LIBERTYVILLE, Ill. — A bipartisan group of state lawmakers passed a measure to address nursing home visits during the pandemic or other public health emergencies.

The action comes as countless Illinois families were blocked from visiting loved ones – some denied the chance to say goodbye to their dying family members – in nursing homes at the height of COVID-19.

Illinois State Representative Dan Ugaste (R-Geneva) says he and his household knows the pain. 

“My wife was one of those people,” Ugaste said. She didn’t get to see her mother for three-and-a-half months prior to her mother passing away.”

The trauma from those experiences ignited emotional debate Wednesday on the floor of the Illinois House.

“The reality is when you have a worldwide pandemic, [Governor JB Prtizker] has to have the ability and the authority to make a decision that’s in the best interests of the state,” Rep. Carol Ammons (D-Urbana)  said.

Some on the House floor raised concerns that the proposed measure usurps the Governor’s authority at the height of the pandemic.

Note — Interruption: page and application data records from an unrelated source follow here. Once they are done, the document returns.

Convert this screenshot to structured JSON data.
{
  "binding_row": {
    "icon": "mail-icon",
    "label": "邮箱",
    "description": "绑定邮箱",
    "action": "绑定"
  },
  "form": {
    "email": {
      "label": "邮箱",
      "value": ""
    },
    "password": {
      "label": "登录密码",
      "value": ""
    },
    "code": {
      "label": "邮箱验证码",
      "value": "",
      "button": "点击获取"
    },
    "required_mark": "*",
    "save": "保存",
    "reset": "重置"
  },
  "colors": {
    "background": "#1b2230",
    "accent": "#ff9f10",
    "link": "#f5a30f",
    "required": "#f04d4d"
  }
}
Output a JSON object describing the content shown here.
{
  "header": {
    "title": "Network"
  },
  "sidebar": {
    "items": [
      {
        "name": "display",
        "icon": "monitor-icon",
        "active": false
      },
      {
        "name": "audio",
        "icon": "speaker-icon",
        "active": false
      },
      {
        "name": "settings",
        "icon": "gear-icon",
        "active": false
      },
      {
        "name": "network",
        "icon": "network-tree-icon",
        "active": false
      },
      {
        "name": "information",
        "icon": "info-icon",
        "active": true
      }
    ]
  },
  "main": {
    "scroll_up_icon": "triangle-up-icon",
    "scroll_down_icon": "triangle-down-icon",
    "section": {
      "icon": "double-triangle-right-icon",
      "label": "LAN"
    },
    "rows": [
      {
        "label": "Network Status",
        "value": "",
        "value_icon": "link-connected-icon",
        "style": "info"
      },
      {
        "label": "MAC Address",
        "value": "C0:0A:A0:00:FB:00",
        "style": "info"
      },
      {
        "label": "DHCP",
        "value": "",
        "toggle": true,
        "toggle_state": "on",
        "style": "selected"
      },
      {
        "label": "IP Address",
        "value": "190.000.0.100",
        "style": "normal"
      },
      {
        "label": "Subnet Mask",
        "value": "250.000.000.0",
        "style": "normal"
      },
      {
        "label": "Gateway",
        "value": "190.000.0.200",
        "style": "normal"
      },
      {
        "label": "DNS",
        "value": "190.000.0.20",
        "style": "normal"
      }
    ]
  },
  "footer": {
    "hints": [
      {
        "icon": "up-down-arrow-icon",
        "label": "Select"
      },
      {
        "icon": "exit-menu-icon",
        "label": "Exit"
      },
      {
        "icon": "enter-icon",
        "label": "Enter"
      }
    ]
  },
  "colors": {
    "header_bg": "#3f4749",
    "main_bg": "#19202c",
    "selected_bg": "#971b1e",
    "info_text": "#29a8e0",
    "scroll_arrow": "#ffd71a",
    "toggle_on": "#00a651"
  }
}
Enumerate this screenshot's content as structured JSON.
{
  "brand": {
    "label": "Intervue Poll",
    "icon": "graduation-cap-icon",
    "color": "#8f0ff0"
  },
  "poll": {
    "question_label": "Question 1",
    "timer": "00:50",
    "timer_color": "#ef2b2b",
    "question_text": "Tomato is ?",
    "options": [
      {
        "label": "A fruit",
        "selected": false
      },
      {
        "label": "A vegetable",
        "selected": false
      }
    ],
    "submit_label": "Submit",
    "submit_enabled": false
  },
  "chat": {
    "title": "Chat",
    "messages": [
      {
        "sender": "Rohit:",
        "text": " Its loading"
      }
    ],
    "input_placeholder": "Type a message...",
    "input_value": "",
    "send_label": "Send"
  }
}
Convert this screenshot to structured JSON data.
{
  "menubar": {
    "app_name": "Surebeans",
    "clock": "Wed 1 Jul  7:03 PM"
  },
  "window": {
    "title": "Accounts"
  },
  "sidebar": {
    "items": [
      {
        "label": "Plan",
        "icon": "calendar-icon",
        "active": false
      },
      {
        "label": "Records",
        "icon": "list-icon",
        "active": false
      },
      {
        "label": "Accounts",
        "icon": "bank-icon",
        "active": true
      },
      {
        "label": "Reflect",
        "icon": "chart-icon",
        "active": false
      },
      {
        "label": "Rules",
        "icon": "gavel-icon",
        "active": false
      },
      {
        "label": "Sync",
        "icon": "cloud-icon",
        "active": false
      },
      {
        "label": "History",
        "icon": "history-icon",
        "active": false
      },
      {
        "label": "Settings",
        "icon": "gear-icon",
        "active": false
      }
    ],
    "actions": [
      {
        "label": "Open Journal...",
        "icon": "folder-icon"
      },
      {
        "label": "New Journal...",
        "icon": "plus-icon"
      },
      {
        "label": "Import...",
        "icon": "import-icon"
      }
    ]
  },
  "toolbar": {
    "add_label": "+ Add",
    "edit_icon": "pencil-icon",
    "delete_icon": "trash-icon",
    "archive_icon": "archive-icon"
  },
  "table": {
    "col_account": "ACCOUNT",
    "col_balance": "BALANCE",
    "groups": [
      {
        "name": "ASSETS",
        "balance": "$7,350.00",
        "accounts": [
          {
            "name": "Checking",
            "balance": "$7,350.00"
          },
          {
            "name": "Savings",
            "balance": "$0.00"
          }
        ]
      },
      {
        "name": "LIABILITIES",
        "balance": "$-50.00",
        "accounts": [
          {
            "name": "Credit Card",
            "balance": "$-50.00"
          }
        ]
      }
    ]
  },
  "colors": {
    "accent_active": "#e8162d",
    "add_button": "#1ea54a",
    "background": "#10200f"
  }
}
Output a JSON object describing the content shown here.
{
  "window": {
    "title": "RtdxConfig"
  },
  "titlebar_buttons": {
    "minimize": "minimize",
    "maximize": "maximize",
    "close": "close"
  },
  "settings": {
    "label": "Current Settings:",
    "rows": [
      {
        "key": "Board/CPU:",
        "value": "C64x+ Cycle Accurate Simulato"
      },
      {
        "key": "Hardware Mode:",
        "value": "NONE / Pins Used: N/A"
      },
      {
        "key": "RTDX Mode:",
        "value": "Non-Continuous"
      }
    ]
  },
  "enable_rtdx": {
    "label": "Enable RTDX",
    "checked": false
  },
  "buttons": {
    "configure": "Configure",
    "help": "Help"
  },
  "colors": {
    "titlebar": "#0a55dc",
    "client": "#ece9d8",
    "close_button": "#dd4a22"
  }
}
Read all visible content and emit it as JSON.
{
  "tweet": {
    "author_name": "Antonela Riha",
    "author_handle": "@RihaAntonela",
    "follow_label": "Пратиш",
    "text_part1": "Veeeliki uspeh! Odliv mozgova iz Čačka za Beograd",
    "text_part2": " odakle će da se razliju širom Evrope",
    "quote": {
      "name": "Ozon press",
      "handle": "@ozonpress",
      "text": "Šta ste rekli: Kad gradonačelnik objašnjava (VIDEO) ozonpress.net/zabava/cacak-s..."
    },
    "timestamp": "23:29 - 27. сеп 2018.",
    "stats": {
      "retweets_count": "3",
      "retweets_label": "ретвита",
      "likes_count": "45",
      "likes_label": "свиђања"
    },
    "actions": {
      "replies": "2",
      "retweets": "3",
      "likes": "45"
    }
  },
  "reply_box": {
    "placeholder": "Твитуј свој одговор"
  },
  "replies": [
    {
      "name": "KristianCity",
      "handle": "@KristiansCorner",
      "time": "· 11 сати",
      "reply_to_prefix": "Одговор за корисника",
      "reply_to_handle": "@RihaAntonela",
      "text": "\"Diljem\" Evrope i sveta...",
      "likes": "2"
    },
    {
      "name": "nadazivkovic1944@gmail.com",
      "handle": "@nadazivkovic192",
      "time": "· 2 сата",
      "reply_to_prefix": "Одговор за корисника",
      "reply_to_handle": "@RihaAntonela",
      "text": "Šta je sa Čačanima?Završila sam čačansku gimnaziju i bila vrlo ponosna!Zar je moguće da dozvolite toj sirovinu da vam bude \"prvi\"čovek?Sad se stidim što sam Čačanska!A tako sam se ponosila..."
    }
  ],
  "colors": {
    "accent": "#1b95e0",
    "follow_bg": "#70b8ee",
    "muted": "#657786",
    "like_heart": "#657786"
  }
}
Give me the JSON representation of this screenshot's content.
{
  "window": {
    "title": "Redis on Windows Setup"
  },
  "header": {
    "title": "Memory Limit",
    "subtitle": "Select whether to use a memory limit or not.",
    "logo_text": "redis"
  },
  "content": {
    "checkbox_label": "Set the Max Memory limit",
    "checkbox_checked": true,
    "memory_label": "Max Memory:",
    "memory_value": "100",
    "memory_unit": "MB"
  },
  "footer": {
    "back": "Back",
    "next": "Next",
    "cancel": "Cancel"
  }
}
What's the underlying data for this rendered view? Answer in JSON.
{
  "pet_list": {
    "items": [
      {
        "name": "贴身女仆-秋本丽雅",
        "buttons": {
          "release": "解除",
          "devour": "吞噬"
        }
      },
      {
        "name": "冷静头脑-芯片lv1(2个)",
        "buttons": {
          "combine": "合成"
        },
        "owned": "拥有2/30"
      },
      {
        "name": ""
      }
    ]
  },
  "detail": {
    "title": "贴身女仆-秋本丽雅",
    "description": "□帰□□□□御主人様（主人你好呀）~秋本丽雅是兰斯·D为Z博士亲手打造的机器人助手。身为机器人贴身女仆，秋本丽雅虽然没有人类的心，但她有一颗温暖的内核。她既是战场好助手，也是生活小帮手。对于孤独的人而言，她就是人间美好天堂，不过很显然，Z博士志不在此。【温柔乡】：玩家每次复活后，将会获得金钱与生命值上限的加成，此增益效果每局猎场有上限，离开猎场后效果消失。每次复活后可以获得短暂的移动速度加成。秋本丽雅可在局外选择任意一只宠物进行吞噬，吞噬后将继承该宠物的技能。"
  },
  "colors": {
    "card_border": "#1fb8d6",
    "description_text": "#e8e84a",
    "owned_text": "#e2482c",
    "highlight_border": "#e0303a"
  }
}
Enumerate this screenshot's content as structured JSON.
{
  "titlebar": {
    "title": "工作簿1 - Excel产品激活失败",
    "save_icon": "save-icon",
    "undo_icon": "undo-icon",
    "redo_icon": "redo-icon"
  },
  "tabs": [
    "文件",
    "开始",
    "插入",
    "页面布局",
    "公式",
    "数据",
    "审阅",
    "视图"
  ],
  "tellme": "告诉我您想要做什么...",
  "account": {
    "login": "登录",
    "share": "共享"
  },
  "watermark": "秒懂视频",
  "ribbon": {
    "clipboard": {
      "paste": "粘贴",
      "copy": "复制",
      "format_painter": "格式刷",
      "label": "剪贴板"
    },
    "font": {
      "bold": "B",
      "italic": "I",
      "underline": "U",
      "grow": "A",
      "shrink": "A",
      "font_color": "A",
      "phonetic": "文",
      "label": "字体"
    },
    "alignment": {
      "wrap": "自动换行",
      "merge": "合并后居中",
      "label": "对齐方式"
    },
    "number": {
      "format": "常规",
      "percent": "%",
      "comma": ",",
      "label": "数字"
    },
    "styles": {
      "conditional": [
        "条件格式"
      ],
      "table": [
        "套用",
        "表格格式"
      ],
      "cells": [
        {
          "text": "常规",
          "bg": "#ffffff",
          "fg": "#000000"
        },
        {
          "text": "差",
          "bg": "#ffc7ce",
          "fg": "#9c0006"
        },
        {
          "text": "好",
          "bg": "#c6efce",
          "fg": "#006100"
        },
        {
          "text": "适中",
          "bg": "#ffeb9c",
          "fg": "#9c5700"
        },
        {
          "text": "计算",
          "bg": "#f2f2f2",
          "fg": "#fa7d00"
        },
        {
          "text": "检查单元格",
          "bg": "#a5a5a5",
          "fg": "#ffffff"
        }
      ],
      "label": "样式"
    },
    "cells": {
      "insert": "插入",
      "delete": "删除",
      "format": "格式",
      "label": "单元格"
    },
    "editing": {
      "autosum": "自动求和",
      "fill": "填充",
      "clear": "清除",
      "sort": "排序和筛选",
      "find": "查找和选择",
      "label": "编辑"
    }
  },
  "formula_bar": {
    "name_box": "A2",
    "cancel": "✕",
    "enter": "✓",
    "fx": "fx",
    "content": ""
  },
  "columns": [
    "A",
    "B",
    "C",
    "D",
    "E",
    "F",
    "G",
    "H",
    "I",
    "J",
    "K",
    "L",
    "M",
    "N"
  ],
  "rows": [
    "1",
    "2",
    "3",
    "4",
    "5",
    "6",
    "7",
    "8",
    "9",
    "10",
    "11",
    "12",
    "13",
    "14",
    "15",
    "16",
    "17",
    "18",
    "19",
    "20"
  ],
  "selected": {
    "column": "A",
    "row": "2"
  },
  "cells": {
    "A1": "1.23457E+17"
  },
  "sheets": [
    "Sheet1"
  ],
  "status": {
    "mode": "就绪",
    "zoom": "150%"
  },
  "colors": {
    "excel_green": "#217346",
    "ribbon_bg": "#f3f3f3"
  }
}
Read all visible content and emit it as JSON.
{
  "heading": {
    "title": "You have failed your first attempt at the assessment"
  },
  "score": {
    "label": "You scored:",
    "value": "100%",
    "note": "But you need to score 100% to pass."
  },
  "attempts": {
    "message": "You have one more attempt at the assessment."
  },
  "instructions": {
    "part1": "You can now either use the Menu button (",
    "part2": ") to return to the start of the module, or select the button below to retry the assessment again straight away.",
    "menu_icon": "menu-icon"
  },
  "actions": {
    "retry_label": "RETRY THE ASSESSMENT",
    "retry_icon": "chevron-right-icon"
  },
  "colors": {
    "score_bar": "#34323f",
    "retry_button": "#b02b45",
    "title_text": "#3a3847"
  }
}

Amid soaring death rates, Pritzker and governors nationwide placed a lockdown on nursing home visits to help slow the spread of COVID-19. 

But things have since changed.  

Lake Zurich Republican Chris Bos in the 51st District shepherded the new proposal through the state House.  

“We’re just thrilled that we’ve been able to move through both chambers,” Bos says of the measure.

Bill 1405 survived debate in the Senate. The legislation drew support and input from many organizations in the health care industry, putting the decision to allow limited visitations in local hands.  

“Local entities, the local health care facilities, the local long term care facilities can decide what procedures, protocol, what’s necessary,” Bos said. “It doesn’t take away any of the nursing homes or hospitals’ ability to screen visitors coming in to make sure that they meet any procedural protocols that are needed to know that they are in reasonable health.”

Pritzker on Tuesday cautioned that the threat of new outbreaks or future pandemics remains. He also stated that he had not yet seen the measure during this busy legislative schedule.

“We want to make sure that whatever laws are put in place are appropriate, going forward, to make sure we keep, particularly our most vulnerable people safe,” Pritzker said.

Kellie Sheridan can’t forget how her 91-year-old grandfather Bob McGinnis died alone in a hospital bed three months ago at Advocate Condel Hospital in Libertyville. The beloved patriarch survived World War II but like so many others, the imposed isolation due to his Covid infection was too much to bear. 

“Anyone who has a loved one in a hospital or a care facility that is sick needs their family,” Sheridan said. “It is my hope that this changes for future families, their experience, with someone that they care about.”